▶ _YOUR GOAL_:
From the material below, tally every line containing "andisya"; reply with the total only.
*** Opening DATA PROVIDED ***
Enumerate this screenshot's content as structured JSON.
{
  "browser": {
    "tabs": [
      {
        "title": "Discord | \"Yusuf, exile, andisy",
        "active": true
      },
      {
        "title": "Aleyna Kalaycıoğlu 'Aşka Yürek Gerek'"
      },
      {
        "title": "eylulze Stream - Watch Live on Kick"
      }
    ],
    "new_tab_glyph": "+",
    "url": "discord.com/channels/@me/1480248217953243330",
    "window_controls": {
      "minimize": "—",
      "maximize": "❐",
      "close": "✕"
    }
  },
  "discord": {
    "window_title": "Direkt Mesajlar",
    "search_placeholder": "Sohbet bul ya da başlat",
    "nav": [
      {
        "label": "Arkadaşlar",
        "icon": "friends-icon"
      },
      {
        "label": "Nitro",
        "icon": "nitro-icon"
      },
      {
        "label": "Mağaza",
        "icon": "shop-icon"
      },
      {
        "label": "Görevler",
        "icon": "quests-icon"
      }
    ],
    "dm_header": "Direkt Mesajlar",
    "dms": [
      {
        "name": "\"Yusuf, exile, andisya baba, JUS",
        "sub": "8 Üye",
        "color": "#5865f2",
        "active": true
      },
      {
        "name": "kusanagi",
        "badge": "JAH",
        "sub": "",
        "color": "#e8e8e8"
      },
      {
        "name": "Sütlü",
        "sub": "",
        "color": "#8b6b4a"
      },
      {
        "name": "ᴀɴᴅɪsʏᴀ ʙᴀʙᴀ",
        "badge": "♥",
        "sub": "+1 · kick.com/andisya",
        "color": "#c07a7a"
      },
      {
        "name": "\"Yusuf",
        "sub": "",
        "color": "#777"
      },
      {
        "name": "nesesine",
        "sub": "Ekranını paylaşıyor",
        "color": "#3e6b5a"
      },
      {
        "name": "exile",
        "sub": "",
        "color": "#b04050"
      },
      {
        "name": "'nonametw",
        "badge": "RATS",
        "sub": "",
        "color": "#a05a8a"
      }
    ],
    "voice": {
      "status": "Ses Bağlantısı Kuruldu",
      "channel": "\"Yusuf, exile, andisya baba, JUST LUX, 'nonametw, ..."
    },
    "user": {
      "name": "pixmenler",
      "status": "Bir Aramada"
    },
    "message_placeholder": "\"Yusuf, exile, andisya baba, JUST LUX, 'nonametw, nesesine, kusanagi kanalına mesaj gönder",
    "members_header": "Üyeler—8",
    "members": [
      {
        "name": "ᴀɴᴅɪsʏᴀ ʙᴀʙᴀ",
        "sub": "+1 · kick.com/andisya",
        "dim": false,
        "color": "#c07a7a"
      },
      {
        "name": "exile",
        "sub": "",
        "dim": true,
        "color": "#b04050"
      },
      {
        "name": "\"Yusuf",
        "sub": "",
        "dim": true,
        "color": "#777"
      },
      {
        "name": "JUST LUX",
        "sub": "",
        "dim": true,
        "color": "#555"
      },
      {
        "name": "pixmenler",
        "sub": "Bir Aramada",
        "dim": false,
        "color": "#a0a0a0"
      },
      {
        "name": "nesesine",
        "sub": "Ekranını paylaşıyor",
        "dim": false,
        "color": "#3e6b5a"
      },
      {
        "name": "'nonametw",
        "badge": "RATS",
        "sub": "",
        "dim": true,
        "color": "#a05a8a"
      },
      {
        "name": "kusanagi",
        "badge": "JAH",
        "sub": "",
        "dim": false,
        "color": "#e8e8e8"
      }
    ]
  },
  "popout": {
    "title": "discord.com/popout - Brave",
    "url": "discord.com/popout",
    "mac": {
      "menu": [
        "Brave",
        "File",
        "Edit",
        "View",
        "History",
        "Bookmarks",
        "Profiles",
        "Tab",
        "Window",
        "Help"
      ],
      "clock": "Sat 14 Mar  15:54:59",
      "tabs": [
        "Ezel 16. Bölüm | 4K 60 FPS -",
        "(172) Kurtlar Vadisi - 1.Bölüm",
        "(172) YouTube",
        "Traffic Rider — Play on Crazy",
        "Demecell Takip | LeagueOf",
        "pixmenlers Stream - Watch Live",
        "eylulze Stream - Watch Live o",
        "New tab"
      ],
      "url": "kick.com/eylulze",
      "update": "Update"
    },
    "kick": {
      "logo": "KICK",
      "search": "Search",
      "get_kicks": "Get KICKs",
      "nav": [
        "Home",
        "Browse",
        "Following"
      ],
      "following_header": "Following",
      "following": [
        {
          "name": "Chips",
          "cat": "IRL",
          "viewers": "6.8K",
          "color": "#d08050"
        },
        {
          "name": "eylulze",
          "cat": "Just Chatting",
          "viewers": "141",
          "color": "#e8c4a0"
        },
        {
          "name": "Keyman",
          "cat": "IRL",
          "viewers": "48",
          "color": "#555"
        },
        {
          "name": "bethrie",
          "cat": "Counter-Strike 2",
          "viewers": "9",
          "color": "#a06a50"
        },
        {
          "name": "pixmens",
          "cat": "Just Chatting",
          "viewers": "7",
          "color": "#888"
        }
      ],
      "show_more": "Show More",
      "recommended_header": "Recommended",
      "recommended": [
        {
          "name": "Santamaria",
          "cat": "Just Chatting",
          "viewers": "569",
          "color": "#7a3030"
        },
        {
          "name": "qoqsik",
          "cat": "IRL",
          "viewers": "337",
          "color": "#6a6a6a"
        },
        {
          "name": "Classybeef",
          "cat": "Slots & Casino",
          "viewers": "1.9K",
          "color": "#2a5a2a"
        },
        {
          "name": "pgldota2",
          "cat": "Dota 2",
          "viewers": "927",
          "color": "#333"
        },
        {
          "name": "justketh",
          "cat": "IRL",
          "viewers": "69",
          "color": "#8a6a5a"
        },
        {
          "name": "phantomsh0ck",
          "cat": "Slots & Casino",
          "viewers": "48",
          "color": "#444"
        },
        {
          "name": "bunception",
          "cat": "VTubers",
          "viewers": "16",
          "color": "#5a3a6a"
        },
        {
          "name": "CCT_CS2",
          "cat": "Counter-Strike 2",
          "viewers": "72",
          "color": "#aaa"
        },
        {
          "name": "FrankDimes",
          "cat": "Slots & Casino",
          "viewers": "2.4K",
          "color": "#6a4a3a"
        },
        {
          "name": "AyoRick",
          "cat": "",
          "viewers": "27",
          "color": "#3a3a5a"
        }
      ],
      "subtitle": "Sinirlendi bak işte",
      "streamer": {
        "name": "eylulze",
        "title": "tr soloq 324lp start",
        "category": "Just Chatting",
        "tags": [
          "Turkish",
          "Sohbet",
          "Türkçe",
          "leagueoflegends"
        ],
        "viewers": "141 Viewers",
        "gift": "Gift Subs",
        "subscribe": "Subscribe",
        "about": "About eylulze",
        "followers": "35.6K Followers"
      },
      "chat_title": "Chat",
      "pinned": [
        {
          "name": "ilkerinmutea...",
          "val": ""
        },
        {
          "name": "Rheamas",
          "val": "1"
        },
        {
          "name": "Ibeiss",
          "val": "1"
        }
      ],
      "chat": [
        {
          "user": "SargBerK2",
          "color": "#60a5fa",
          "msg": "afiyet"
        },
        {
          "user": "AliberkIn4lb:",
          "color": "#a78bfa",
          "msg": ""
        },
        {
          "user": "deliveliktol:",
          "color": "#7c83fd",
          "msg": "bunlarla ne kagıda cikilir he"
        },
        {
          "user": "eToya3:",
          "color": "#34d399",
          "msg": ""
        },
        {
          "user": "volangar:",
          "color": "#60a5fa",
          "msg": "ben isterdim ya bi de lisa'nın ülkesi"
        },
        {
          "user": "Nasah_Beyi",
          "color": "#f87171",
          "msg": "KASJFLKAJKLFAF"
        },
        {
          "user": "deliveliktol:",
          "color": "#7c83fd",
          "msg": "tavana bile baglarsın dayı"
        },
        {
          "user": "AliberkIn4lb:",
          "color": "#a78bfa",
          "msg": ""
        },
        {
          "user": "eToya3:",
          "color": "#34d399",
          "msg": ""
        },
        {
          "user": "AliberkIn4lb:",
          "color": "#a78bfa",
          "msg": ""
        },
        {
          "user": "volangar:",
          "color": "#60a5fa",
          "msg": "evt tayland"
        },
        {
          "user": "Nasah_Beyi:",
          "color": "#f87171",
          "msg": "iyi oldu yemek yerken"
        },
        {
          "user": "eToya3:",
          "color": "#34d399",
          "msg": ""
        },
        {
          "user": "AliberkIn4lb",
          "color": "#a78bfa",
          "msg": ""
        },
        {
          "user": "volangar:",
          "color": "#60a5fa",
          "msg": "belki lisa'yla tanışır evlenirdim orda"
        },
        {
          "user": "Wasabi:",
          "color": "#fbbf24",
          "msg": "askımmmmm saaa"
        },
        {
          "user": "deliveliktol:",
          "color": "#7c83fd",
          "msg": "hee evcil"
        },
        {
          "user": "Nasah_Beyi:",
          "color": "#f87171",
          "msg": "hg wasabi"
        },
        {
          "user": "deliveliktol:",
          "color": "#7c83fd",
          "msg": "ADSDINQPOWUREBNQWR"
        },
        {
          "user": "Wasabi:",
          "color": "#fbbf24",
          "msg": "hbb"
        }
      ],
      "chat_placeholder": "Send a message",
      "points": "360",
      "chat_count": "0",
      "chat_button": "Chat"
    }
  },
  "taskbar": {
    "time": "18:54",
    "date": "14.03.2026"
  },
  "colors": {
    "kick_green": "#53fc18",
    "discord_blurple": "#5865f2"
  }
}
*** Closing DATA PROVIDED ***
▶ _TASK RESPONSE_:
5